### What is expected
Make your reply a word-for-word repeat of the records.

Entries from a dataset of interfaces:
===============

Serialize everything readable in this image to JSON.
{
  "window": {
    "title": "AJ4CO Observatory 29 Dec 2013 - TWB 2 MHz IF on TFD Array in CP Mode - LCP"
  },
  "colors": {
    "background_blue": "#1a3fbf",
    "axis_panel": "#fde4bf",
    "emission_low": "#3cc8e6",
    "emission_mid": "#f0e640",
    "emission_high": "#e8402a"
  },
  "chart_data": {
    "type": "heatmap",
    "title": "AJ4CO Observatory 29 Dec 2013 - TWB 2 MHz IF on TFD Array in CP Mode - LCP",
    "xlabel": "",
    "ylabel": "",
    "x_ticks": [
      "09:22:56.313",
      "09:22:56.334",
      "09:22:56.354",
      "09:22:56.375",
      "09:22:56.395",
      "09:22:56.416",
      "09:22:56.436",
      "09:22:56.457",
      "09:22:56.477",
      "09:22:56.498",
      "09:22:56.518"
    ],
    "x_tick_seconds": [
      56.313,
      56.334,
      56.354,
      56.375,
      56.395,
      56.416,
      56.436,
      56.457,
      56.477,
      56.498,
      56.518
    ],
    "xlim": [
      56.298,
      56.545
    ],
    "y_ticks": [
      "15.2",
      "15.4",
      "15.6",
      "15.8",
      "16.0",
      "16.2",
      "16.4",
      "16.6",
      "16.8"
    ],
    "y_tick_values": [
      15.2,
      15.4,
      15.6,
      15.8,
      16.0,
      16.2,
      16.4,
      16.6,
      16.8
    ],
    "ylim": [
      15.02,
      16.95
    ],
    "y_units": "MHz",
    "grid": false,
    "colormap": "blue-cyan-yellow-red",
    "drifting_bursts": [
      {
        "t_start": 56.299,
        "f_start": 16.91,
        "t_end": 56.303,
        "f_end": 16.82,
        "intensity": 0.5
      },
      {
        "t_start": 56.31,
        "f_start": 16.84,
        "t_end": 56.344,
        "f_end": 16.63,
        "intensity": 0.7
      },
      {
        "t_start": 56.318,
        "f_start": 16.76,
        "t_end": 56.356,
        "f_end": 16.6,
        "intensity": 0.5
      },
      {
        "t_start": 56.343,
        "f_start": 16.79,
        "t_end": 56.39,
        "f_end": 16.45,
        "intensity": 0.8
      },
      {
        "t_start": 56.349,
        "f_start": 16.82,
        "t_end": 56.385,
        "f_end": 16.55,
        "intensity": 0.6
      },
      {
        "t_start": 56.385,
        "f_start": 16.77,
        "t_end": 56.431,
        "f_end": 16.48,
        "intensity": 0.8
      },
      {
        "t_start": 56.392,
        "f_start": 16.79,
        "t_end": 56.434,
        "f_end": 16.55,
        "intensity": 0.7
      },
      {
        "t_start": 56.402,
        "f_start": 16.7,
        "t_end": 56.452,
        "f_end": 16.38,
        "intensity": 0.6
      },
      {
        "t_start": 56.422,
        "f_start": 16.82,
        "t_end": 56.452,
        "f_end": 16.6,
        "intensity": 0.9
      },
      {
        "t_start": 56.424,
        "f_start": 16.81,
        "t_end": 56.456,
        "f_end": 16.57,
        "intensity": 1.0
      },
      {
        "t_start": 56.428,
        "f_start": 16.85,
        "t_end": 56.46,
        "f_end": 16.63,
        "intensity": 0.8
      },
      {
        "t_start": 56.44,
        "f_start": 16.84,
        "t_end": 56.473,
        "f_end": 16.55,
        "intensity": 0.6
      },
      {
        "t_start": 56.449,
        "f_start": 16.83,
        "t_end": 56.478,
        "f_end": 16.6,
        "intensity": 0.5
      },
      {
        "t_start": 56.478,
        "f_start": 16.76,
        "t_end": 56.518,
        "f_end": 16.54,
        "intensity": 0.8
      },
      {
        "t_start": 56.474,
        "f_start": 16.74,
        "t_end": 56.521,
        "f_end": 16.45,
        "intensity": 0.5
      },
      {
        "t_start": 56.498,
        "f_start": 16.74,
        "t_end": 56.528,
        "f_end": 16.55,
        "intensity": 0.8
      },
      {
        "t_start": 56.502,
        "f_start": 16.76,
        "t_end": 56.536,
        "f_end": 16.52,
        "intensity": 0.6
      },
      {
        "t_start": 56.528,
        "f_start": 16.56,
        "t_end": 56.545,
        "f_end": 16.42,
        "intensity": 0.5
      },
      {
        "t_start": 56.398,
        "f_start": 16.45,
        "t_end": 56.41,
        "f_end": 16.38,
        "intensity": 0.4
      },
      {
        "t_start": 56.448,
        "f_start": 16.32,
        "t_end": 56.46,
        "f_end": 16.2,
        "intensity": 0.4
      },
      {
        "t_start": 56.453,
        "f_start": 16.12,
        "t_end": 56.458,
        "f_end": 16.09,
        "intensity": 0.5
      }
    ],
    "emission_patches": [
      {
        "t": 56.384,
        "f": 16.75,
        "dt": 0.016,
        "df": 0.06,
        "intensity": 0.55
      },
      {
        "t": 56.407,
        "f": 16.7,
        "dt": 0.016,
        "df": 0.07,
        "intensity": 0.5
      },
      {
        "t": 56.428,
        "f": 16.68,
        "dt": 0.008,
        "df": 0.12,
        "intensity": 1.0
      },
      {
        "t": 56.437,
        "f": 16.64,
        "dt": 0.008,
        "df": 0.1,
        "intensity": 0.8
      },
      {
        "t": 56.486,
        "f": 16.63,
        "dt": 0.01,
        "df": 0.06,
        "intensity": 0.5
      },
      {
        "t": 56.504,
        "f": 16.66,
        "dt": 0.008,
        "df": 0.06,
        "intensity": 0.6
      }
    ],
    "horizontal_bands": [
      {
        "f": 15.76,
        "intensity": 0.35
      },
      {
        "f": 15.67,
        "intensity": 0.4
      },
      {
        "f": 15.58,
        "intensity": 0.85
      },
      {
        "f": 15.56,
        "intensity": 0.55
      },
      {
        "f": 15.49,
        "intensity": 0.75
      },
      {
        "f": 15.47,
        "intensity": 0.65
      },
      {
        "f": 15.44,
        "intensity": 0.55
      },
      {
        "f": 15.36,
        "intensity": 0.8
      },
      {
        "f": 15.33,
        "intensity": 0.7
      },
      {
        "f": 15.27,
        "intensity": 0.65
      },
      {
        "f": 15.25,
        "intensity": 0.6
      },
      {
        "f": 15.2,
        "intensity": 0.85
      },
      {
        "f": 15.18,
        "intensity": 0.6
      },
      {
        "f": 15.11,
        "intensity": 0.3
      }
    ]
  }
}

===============

### Response box
Serialize everything readable in this image to JSON.
{
  "window": {
    "title": "AJ4CO Observatory 29 Dec 2013 - TWB 2 MHz IF on TFD Array in CP Mode - LCP"
  },
  "colors": {
    "background_blue": "#1a3fbf",
    "axis_panel": "#fde4bf",
    "emission_low": "#3cc8e6",
    "emission_mid": "#f0e640",
    "emission_high": "#e8402a"
  },
  "chart_data": {
    "type": "heatmap",
    "title": "AJ4CO Observatory 29 Dec 2013 - TWB 2 MHz IF on TFD Array in CP Mode - LCP",
    "xlabel": "",
    "ylabel": "",
    "x_ticks": [
      "09:22:56.313",
      "09:22:56.334",
      "09:22:56.354",
      "09:22:56.375",
      "09:22:56.395",
      "09:22:56.416",
      "09:22:56.436",
      "09:22:56.457",
      "09:22:56.477",
      "09:22:56.498",
      "09:22:56.518"
    ],
    "x_tick_seconds": [
      56.313,
      56.334,
      56.354,
      56.375,
      56.395,
      56.416,
      56.436,
      56.457,
      56.477,
      56.498,
      56.518
    ],
    "xlim": [
      56.298,
      56.545
    ],
    "y_ticks": [
      "15.2",
      "15.4",
      "15.6",
      "15.8",
      "16.0",
      "16.2",
      "16.4",
      "16.6",
      "16.8"
    ],
    "y_tick_values": [
      15.2,
      15.4,
      15.6,
      15.8,
      16.0,
      16.2,
      16.4,
      16.6,
      16.8
    ],
    "ylim": [
      15.02,
      16.95
    ],
    "y_units": "MHz",
    "grid": false,
    "colormap": "blue-cyan-yellow-red",
    "drifting_bursts": [
      {
        "t_start": 56.299,
        "f_start": 16.91,
        "t_end": 56.303,
        "f_end": 16.82,
        "intensity": 0.5
      },
      {
        "t_start": 56.31,
        "f_start": 16.84,
        "t_end": 56.344,
        "f_end": 16.63,
        "intensity": 0.7
      },
      {
        "t_start": 56.318,
        "f_start": 16.76,
        "t_end": 56.356,
        "f_end": 16.6,
        "intensity": 0.5
      },
      {
        "t_start": 56.343,
        "f_start": 16.79,
        "t_end": 56.39,
        "f_end": 16.45,
        "intensity": 0.8
      },
      {
        "t_start": 56.349,
        "f_start": 16.82,
        "t_end": 56.385,
        "f_end": 16.55,
        "intensity": 0.6
      },
      {
        "t_start": 56.385,
        "f_start": 16.77,
        "t_end": 56.431,
        "f_end": 16.48,
        "intensity": 0.8
      },
      {
        "t_start": 56.392,
        "f_start": 16.79,
        "t_end": 56.434,
        "f_end": 16.55,
        "intensity": 0.7
      },
      {
        "t_start": 56.402,
        "f_start": 16.7,
        "t_end": 56.452,
        "f_end": 16.38,
        "intensity": 0.6
      },
      {
        "t_start": 56.422,
        "f_start": 16.82,
        "t_end": 56.452,
        "f_end": 16.6,
        "intensity": 0.9
      },
      {
        "t_start": 56.424,
        "f_start": 16.81,
        "t_end": 56.456,
        "f_end": 16.57,
        "intensity": 1.0
      },
      {
        "t_start": 56.428,
        "f_start": 16.85,
        "t_end": 56.46,
        "f_end": 16.63,
        "intensity": 0.8
      },
      {
        "t_start": 56.44,
        "f_start": 16.84,
        "t_end": 56.473,
        "f_end": 16.55,
        "intensity": 0.6
      },
      {
        "t_start": 56.449,
        "f_start": 16.83,
        "t_end": 56.478,
        "f_end": 16.6,
        "intensity": 0.5
      },
      {
        "t_start": 56.478,
        "f_start": 16.76,
        "t_end": 56.518,
        "f_end": 16.54,
        "intensity": 0.8
      },
      {
        "t_start": 56.474,
        "f_start": 16.74,
        "t_end": 56.521,
        "f_end": 16.45,
        "intensity": 0.5
      },
      {
        "t_start": 56.498,
        "f_start": 16.74,
        "t_end": 56.528,
        "f_end": 16.55,
        "intensity": 0.8
      },
      {
        "t_start": 56.502,
        "f_start": 16.76,
        "t_end": 56.536,
        "f_end": 16.52,
        "intensity": 0.6
      },
      {
        "t_start": 56.528,
        "f_start": 16.56,
        "t_end": 56.545,
        "f_end": 16.42,
        "intensity": 0.5
      },
      {
        "t_start": 56.398,
        "f_start": 16.45,
        "t_end": 56.41,
        "f_end": 16.38,
        "intensity": 0.4
      },
      {
        "t_start": 56.448,
        "f_start": 16.32,
        "t_end": 56.46,
        "f_end": 16.2,
        "intensity": 0.4
      },
      {
        "t_start": 56.453,
        "f_start": 16.12,
        "t_end": 56.458,
        "f_end": 16.09,
        "intensity": 0.5
      }
    ],
    "emission_patches": [
      {
        "t": 56.384,
        "f": 16.75,
        "dt": 0.016,
        "df": 0.06,
        "intensity": 0.55
      },
      {
        "t": 56.407,
        "f": 16.7,
        "dt": 0.016,
        "df": 0.07,
        "intensity": 0.5
      },
      {
        "t": 56.428,
        "f": 16.68,
        "dt": 0.008,
        "df": 0.12,
        "intensity": 1.0
      },
      {
        "t": 56.437,
        "f": 16.64,
        "dt": 0.008,
        "df": 0.1,
        "intensity": 0.8
      },
      {
        "t": 56.486,
        "f": 16.63,
        "dt": 0.01,
        "df": 0.06,
        "intensity": 0.5
      },
      {
        "t": 56.504,
        "f": 16.66,
        "dt": 0.008,
        "df": 0.06,
        "intensity": 0.6
      }
    ],
    "horizontal_bands": [
      {
        "f": 15.76,
        "intensity": 0.35
      },
      {
        "f": 15.67,
        "intensity": 0.4
      },
      {
        "f": 15.58,
        "intensity": 0.85
      },
      {
        "f": 15.56,
        "intensity": 0.55
      },
      {
        "f": 15.49,
        "intensity": 0.75
      },
      {
        "f": 15.47,
        "intensity": 0.65
      },
      {
        "f": 15.44,
        "intensity": 0.55
      },
      {
        "f": 15.36,
        "intensity": 0.8
      },
      {
        "f": 15.33,
        "intensity": 0.7
      },
      {
        "f": 15.27,
        "intensity": 0.65
      },
      {
        "f": 15.25,
        "intensity": 0.6
      },
      {
        "f": 15.2,
        "intensity": 0.85
      },
      {
        "f": 15.18,
        "intensity": 0.6
      },
      {
        "f": 15.11,
        "intensity": 0.3
      }
    ]
  }
}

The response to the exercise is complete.